The Valentine Letters, a new play, is based upon the Second World War correspondence between Royal Air Force airman and Prisoner of War John Valentine and his wife Ursula.

NEW SHOWS FOR 2024

Tuesday 4th and Wednesday 5th June – The Mission Theatre, Bath. Ticket details HERE

Tuesday 11th June to Saturday 22nd June – Brockley Jack Theatre, London. Tickets HERE

Wednesday 26th June to Friday 28th June – The Place, Bedford. Ticket details HERE

In 2018 I published the book ‘Gepruft – The Remarkable Second World War Letters of Prisoner of War John Valentine and his wife Ursula’. This has now been adapted as a play ‘The Valentine Letters’, which premiered at the Malting Theatre, St Albans from 9th to 11th November 2023.

(A full selection of images from the play can be found here.)

John and Ursula Valentine’s letters provide a unique and unprecedented insight in to how two people struggled to find solace and keep their hopes and love alive despite the anxieties of John’s dangerous operational life, his three years behind barbed wire, and Ursula’s endeavours to raise a newborn child under the constant threat of aerial attack. John would eventually return to Ursula, but, in poor health, a different man to the one Ursula first knew and fell in love with.

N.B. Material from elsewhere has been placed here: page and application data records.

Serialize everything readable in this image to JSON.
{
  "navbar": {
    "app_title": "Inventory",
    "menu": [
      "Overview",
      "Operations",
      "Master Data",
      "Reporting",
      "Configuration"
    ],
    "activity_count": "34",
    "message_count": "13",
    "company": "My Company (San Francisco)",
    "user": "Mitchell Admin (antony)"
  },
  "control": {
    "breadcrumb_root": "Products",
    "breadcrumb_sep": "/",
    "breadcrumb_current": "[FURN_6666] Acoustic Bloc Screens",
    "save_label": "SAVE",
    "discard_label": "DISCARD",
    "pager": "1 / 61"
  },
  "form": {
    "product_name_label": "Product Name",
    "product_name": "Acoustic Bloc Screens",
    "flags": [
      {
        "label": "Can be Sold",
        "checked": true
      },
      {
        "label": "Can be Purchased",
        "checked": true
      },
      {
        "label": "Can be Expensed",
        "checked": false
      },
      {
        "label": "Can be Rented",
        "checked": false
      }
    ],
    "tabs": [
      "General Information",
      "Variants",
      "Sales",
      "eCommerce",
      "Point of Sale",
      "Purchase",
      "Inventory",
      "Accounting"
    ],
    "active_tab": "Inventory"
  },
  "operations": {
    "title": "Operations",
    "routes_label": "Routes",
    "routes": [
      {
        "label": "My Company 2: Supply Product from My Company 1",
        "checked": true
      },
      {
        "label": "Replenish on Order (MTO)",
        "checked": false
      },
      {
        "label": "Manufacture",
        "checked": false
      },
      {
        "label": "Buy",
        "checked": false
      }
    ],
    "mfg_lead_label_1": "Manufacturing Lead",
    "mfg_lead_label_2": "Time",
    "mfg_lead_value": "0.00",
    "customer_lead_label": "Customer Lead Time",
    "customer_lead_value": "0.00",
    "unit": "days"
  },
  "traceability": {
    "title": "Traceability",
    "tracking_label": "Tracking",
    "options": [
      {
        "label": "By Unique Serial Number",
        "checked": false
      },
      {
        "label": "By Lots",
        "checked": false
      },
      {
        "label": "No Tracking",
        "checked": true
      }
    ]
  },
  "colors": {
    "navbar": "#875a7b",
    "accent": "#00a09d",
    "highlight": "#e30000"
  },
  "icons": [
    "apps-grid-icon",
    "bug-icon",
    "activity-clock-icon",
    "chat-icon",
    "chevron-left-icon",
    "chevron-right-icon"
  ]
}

The play covers the themes of separation, isolation, coping, and change, with humorous and heartwarming moments interspersed throughout. A remarkable account of the effect of the Second World War on the lives of a young married couple and their generation.

In June 2016 I was approached by Frances Zagni, John and Ursula’s daughter, with a proposal to publish the letters exchanged by her parents during the Second World War, and in 2018 we launched the book ‘Geprüft – The Remarkable Second World War Letters of Prisoner of War John Valentine and his wife Ursula’, at a Duxford airshow. The word count for the book was 90,000 words. Too long for a play, so with the help of Frances, Jo Emery, and the cast, we have condensed it down to a more manageable number yet kept the essence, drama, and sentiment of John and Ursula’s story.

We are performing the play during the Remembrance period, when we rightly remember all those who lost their lives serving in war. In my years of writing and research I have met many veterans, their wives, and families. Those who returned also suffered, as did those close to them, having to find ways to deal with their loved one’s experience. This play is a reminder of the aftermath of war at a personal level.